● WHAT TO WORK ON: Reproduce all the entries exactly.

*** Opening of RECORDED DATA ***

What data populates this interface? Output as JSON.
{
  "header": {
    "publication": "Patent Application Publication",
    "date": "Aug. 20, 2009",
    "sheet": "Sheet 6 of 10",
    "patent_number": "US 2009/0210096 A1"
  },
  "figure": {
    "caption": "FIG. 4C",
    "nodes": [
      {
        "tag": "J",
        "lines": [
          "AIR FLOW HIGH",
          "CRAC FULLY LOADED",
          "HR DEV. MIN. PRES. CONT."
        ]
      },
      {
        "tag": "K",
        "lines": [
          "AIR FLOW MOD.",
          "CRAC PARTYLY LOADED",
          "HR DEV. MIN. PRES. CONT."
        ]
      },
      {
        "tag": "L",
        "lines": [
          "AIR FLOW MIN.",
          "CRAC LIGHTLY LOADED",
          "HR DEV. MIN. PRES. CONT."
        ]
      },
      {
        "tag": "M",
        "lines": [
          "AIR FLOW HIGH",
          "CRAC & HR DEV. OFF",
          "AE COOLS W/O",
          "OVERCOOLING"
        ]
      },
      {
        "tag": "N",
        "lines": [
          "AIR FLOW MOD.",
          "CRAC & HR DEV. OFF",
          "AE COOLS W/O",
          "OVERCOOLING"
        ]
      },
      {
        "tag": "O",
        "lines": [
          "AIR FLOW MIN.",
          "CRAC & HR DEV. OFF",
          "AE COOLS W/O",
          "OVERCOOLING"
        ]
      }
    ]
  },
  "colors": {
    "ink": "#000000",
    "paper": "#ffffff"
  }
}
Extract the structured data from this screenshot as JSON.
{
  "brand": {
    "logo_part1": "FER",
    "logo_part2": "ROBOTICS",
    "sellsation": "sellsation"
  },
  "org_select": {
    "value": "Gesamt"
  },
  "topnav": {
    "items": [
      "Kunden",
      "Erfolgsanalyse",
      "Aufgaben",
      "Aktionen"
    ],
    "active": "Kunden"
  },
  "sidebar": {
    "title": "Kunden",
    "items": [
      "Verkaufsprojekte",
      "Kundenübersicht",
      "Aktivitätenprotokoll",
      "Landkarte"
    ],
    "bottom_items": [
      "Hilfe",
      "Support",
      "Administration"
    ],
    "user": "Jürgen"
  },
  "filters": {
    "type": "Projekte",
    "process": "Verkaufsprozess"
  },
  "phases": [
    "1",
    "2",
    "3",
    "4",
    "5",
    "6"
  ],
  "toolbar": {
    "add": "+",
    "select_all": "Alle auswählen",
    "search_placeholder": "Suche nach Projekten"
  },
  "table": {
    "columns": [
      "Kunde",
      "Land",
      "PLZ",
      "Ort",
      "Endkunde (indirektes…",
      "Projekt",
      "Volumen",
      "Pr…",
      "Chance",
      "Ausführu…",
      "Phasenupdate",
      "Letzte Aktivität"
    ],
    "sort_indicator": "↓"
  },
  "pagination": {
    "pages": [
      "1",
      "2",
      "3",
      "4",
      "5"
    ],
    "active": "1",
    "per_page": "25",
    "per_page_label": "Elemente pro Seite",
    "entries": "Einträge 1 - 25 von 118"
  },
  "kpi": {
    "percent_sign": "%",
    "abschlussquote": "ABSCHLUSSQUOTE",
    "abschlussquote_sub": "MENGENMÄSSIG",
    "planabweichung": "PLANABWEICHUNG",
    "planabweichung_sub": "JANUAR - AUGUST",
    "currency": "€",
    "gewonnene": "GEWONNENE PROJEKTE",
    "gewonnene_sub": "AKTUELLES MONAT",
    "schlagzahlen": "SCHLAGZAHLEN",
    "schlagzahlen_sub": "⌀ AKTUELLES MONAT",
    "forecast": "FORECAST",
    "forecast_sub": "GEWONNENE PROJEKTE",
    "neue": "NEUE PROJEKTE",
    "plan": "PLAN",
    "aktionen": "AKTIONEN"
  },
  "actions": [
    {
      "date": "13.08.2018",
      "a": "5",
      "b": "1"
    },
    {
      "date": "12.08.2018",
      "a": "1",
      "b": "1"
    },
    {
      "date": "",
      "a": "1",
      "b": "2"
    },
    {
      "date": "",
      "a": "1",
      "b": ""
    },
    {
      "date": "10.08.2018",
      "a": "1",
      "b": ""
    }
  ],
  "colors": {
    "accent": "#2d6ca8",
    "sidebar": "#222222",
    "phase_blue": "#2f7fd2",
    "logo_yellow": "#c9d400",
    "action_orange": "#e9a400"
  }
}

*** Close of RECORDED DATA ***

● RESPONSE AREA:
What data populates this interface? Output as JSON.
{
  "header": {
    "publication": "Patent Application Publication",
    "date": "Aug. 20, 2009",
    "sheet": "Sheet 6 of 10",
    "patent_number": "US 2009/0210096 A1"
  },
  "figure": {
    "caption": "FIG. 4C",
    "nodes": [
      {
        "tag": "J",
        "lines": [
          "AIR FLOW HIGH",
          "CRAC FULLY LOADED",
          "HR DEV. MIN. PRES. CONT."
        ]
      },
      {
        "tag": "K",
        "lines": [
          "AIR FLOW MOD.",
          "CRAC PARTYLY LOADED",
          "HR DEV. MIN. PRES. CONT."
        ]
      },
      {
        "tag": "L",
        "lines": [
          "AIR FLOW MIN.",
          "CRAC LIGHTLY LOADED",
          "HR DEV. MIN. PRES. CONT."
        ]
      },
      {
        "tag": "M",
        "lines": [
          "AIR FLOW HIGH",
          "CRAC & HR DEV. OFF",
          "AE COOLS W/O",
          "OVERCOOLING"
        ]
      },
      {
        "tag": "N",
        "lines": [
          "AIR FLOW MOD.",
          "CRAC & HR DEV. OFF",
          "AE COOLS W/O",
          "OVERCOOLING"
        ]
      },
      {
        "tag": "O",
        "lines": [
          "AIR FLOW MIN.",
          "CRAC & HR DEV. OFF",
          "AE COOLS W/O",
          "OVERCOOLING"
        ]
      }
    ]
  },
  "colors": {
    "ink": "#000000",
    "paper": "#ffffff"
  }
}
Extract the structured data from this screenshot as JSON.
{
  "brand": {
    "logo_part1": "FER",
    "logo_part2": "ROBOTICS",
    "sellsation": "sellsation"
  },
  "org_select": {
    "value": "Gesamt"
  },
  "topnav": {
    "items": [
      "Kunden",
      "Erfolgsanalyse",
      "Aufgaben",
      "Aktionen"
    ],
    "active": "Kunden"
  },
  "sidebar": {
    "title": "Kunden",
    "items": [
      "Verkaufsprojekte",
      "Kundenübersicht",
      "Aktivitätenprotokoll",
      "Landkarte"
    ],
    "bottom_items": [
      "Hilfe",
      "Support",
      "Administration"
    ],
    "user": "Jürgen"
  },
  "filters": {
    "type": "Projekte",
    "process": "Verkaufsprozess"
  },
  "phases": [
    "1",
    "2",
    "3",
    "4",
    "5",
    "6"
  ],
  "toolbar": {
    "add": "+",
    "select_all": "Alle auswählen",
    "search_placeholder": "Suche nach Projekten"
  },
  "table": {
    "columns": [
      "Kunde",
      "Land",
      "PLZ",
      "Ort",
      "Endkunde (indirektes…",
      "Projekt",
      "Volumen",
      "Pr…",
      "Chance",
      "Ausführu…",
      "Phasenupdate",
      "Letzte Aktivität"
    ],
    "sort_indicator": "↓"
  },
  "pagination": {
    "pages": [
      "1",
      "2",
      "3",
      "4",
      "5"
    ],
    "active": "1",
    "per_page": "25",
    "per_page_label": "Elemente pro Seite",
    "entries": "Einträge 1 - 25 von 118"
  },
  "kpi": {
    "percent_sign": "%",
    "abschlussquote": "ABSCHLUSSQUOTE",
    "abschlussquote_sub": "MENGENMÄSSIG",
    "planabweichung": "PLANABWEICHUNG",
    "planabweichung_sub": "JANUAR - AUGUST",
    "currency": "€",
    "gewonnene": "GEWONNENE PROJEKTE",
    "gewonnene_sub": "AKTUELLES MONAT",
    "schlagzahlen": "SCHLAGZAHLEN",
    "schlagzahlen_sub": "⌀ AKTUELLES MONAT",
    "forecast": "FORECAST",
    "forecast_sub": "GEWONNENE PROJEKTE",
    "neue": "NEUE PROJEKTE",
    "plan": "PLAN",
    "aktionen": "AKTIONEN"
  },
  "actions": [
    {
      "date": "13.08.2018",
      "a": "5",
      "b": "1"
    },
    {
      "date": "12.08.2018",
      "a": "1",
      "b": "1"
    },
    {
      "date": "",
      "a": "1",
      "b": "2"
    },
    {
      "date": "",
      "a": "1",
      "b": ""
    },
    {
      "date": "10.08.2018",
      "a": "1",
      "b": ""
    }
  ],
  "colors": {
    "accent": "#2d6ca8",
    "sidebar": "#222222",
    "phase_blue": "#2f7fd2",
    "logo_yellow": "#c9d400",
    "action_orange": "#e9a400"
  }
}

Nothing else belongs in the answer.